Sunday, March 26, 2017

The Gospel of Mark: How Big Is Your Church?

Church, I found an extremely interesting article this week that I’d like to share with you. It came from a church journal. I have to believe you’ve probably never heard anything like this before:
Julie and Bob Clark were stunned to receive a letter from their church in July asking them to "participate in the life of the church"—or worship elsewhere. "They basically called us freeloaders," says Julie. "We were freeloaders," says Bob.
In a trend that may signal rough times for wallflower Christians, bellwether mega-church Faith Community of Winston-Salem has asked "non-participating members" to stop attending. "No more Mr. Nice Church," says the executive pastor, newly hired from Cingular Wireless. "Bigger is not always better. Providing free services indefinitely to complacent Christians is not our mission."

Sunday, March 19, 2017

The Gospel of Mark: Eating with the Outcasts

You know, legend has it that a meal actually saved this nation!
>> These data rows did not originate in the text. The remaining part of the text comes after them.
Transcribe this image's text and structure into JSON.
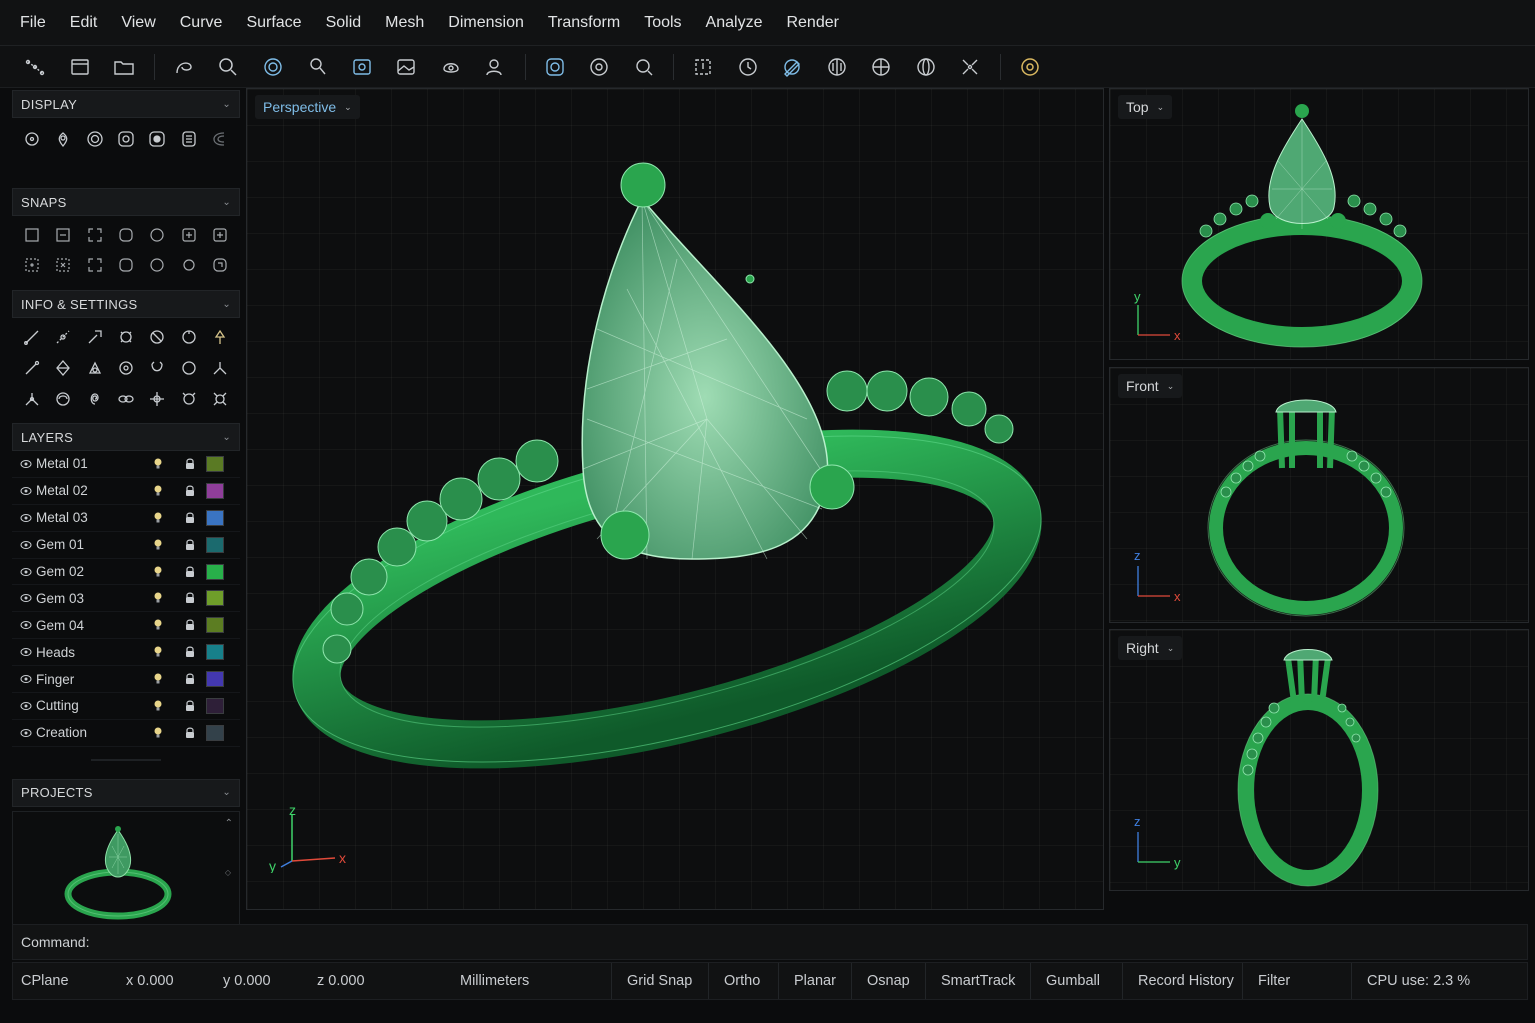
{
  "menu": [
    "File",
    "Edit",
    "View",
    "Curve",
    "Surface",
    "Solid",
    "Mesh",
    "Dimension",
    "Transform",
    "Tools",
    "Analyze",
    "Render"
  ],
  "toolbar_icons": [
    "select-points-icon",
    "new-file-icon",
    "open-folder-icon",
    "curve-tool-icon",
    "zoom-icon",
    "target-icon",
    "lasso-icon",
    "display-icon",
    "image-icon",
    "rotate-view-icon",
    "user-view-icon",
    "shaded-icon",
    "orbit-icon",
    "zoom-extents-icon",
    "frame-icon",
    "clock-icon",
    "pen-icon",
    "gumball-icon",
    "axis-icon",
    "globe-icon",
    "shrink-icon",
    "settings-icon"
  ],
  "panels": {
    "display": {
      "title": "DISPLAY"
    },
    "snaps": {
      "title": "SNAPS"
    },
    "info": {
      "title": "INFO & SETTINGS"
    },
    "layers": {
      "title": "LAYERS"
    },
    "projects": {
      "title": "PROJECTS"
    }
  },
  "layers": [
    {
      "name": "Metal 01",
      "color": "#5a7a24"
    },
    {
      "name": "Metal 02",
      "color": "#8f3e9a"
    },
    {
      "name": "Metal 03",
      "color": "#3a74c2"
    },
    {
      "name": "Gem 01",
      "color": "#1b6a6e"
    },
    {
      "name": "Gem 02",
      "color": "#28b04a"
    },
    {
      "name": "Gem 03",
      "color": "#6f9e2a"
    },
    {
      "name": "Gem 04",
      "color": "#5c7d22"
    },
    {
      "name": "Heads",
      "color": "#17808a"
    },
    {
      "name": "Finger",
      "color": "#4338b0"
    },
    {
      "name": "Cutting",
      "color": "#2e1f38"
    },
    {
      "name": "Creation",
      "color": "#33414a"
    }
  ],
  "viewports": {
    "perspective": {
      "label": "Perspective",
      "axes": [
        "z",
        "y",
        "x"
      ]
    },
    "top": {
      "label": "Top",
      "axes": [
        "y",
        "x"
      ]
    },
    "front": {
      "label": "Front",
      "axes": [
        "z",
        "x"
      ]
    },
    "right": {
      "label": "Right",
      "axes": [
        "z",
        "y"
      ]
    }
  },
  "command": {
    "label": "Command:",
    "value": ""
  },
  "status": {
    "cplane": "CPlane",
    "x": "x 0.000",
    "y": "y 0.000",
    "z": "z 0.000",
    "units": "Millimeters",
    "toggles": [
      "Grid Snap",
      "Ortho",
      "Planar",
      "Osnap",
      "SmartTrack",
      "Gumball",
      "Record History",
      "Filter"
    ],
    "cpu": "CPU use: 2.3 %"
  },
  "colors": {
    "accent": "#7fbde8",
    "model": "#2aa54e",
    "gem": "#6fbf8a"
  }
}
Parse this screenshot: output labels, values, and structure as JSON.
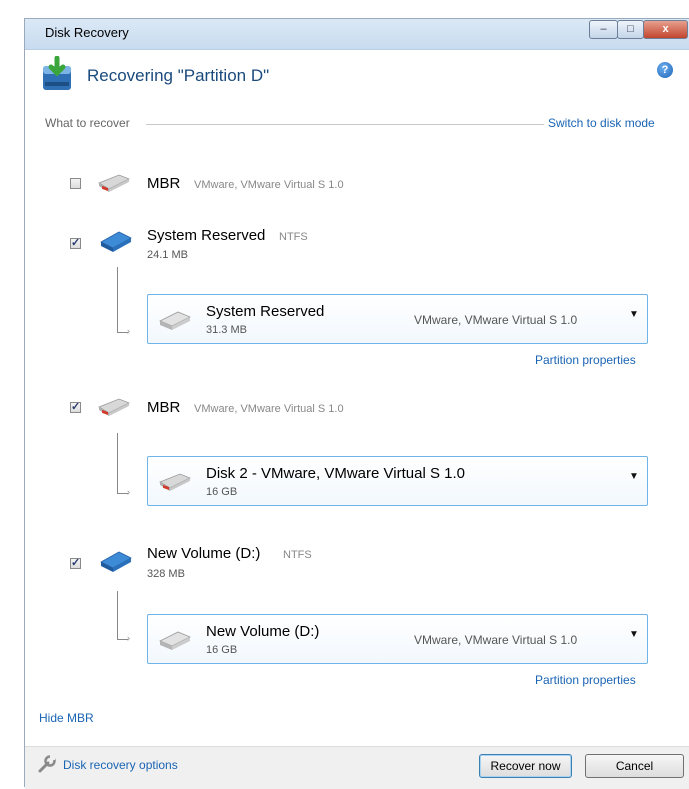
{
  "window": {
    "title": "Disk Recovery",
    "controls": {
      "minimize": "–",
      "maximize": "□",
      "close": "x"
    }
  },
  "header": {
    "title": "Recovering \"Partition D\"",
    "help": "?"
  },
  "section": {
    "label": "What to recover",
    "switch_link": "Switch to disk mode"
  },
  "items": [
    {
      "checked": false,
      "name": "MBR",
      "desc": "VMware, VMware Virtual S 1.0"
    },
    {
      "checked": true,
      "name": "System Reserved",
      "fs": "NTFS",
      "size": "24.1 MB",
      "target": {
        "name": "System Reserved",
        "size": "31.3 MB",
        "desc": "VMware, VMware Virtual S 1.0"
      },
      "properties_link": "Partition properties"
    },
    {
      "checked": true,
      "name": "MBR",
      "desc": "VMware, VMware Virtual S 1.0",
      "target": {
        "name": "Disk 2 - VMware, VMware Virtual S 1.0",
        "size": "16 GB"
      }
    },
    {
      "checked": true,
      "name": "New Volume (D:)",
      "fs": "NTFS",
      "size": "328 MB",
      "target": {
        "name": "New Volume (D:)",
        "size": "16 GB",
        "desc": "VMware, VMware Virtual S 1.0"
      },
      "properties_link": "Partition properties"
    }
  ],
  "hide_mbr_link": "Hide MBR",
  "footer": {
    "options_link": "Disk recovery options",
    "recover_button": "Recover now",
    "cancel_button": "Cancel"
  },
  "icons": {
    "app": "disk-recovery-icon",
    "help": "help-icon",
    "mbr_disk": "red-disk-icon",
    "partition": "blue-disk-icon",
    "target_partition": "grey-disk-icon",
    "dropdown": "chevron-down-icon",
    "options": "wrench-icon"
  },
  "colors": {
    "link": "#1a64b4",
    "title": "#1a4a7c",
    "target_border": "#6fb4e8"
  }
}
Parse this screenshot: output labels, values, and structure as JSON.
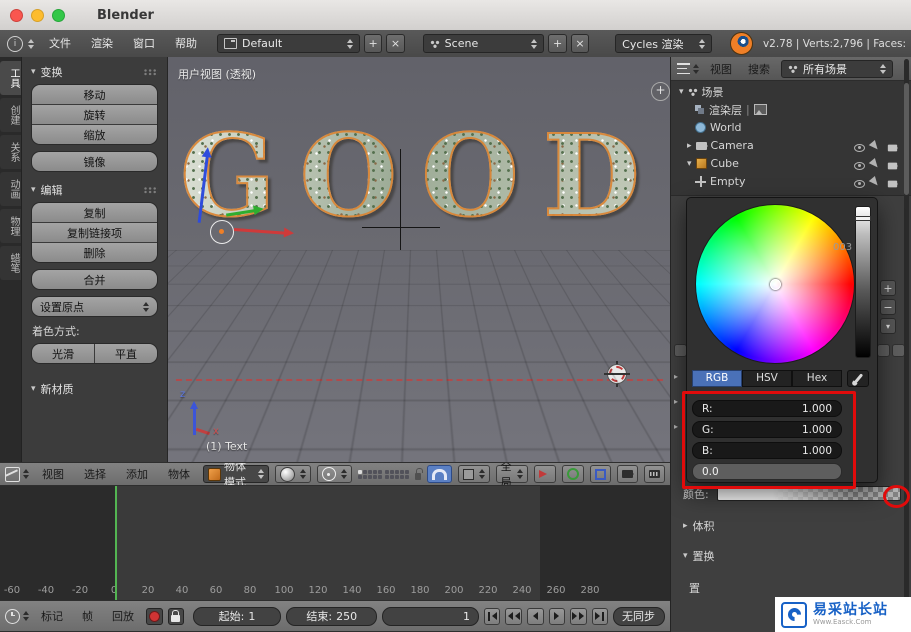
{
  "window": {
    "title": "Blender"
  },
  "menubar": {
    "file": "文件",
    "render": "渲染",
    "window": "窗口",
    "help": "帮助",
    "layout": "Default",
    "scene": "Scene",
    "engine": "Cycles 渲染",
    "stats": "v2.78 | Verts:2,796 | Faces:"
  },
  "tooltabs": [
    "工具",
    "创建",
    "关系",
    "动画",
    "物理",
    "蜡笔"
  ],
  "shelf": {
    "transform": "变换",
    "move": "移动",
    "rotate": "旋转",
    "scale": "缩放",
    "mirror": "镜像",
    "edit": "编辑",
    "duplicate": "复制",
    "duplicate_linked": "复制链接项",
    "delete": "删除",
    "join": "合并",
    "set_origin": "设置原点",
    "shading_label": "着色方式:",
    "smooth": "光滑",
    "flat": "平直",
    "new_material": "新材质"
  },
  "viewport": {
    "view_label": "用户视图 (透视)",
    "object_label": "(1) Text",
    "text_3d": "GOOD",
    "axis_z": "z",
    "axis_x": "x",
    "menu_view": "视图",
    "menu_select": "选择",
    "menu_add": "添加",
    "menu_object": "物体",
    "mode": "物体模式",
    "orientation": "全局"
  },
  "outliner": {
    "menu_view": "视图",
    "menu_search": "搜索",
    "display_filter": "所有场景",
    "rows": [
      "场景",
      "渲染层",
      "World",
      "Camera",
      "Cube",
      "Empty"
    ]
  },
  "properties": {
    "color_label": "颜色:",
    "volume": "体积",
    "displacement": "置换",
    "disp_fragment": "置",
    "value_fragment": "003"
  },
  "picker": {
    "tab_rgb": "RGB",
    "tab_hsv": "HSV",
    "tab_hex": "Hex",
    "r_label": "R:",
    "r_value": "1.000",
    "g_label": "G:",
    "g_value": "1.000",
    "b_label": "B:",
    "b_value": "1.000",
    "bottom_value": "0.0"
  },
  "timeline": {
    "ticks": [
      "-60",
      "-40",
      "-20",
      "0",
      "20",
      "40",
      "60",
      "80",
      "100",
      "120",
      "140",
      "160",
      "180",
      "200",
      "220",
      "240",
      "260",
      "280"
    ],
    "menu_marker": "标记",
    "menu_frame": "帧",
    "menu_playback": "回放",
    "start_label": "起始:",
    "start_value": "1",
    "end_label": "结束:",
    "end_value": "250",
    "current_frame": "1",
    "sync": "无同步"
  },
  "watermark": {
    "title": "易采站长站",
    "subtitle": "Www.Easck.Com"
  },
  "colors": {
    "annotation_red": "#e10b0b",
    "blender_orange": "#ef7f27",
    "selected_outline_orange": "#da8637",
    "tab_active_blue": "#4a71b8",
    "snap_active_blue": "#5b80c4",
    "playhead_green": "#53b552",
    "watermark_blue": "#1761c6"
  }
}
When some of the first settlers arrived in the American colonies, they had great difficulty adjusting to their new home. Disease was rampant and homesickness caused some to plan trips back to England. But one of the most difficult obstacles to overcome in those earliest days was hunger. Those early Pilgrims were hungry, and they didn’t know how to farm in this New World.

We all know the legendary story of the first Thanksgiving. Those Pilgrims became friends with Native Americans. And those native to this land taught the newcomers how to grow food in their new home. Finally, when the crops came in, they all sat down at the same table to eat together. Those who were once suspicious of one another found friendship around a table.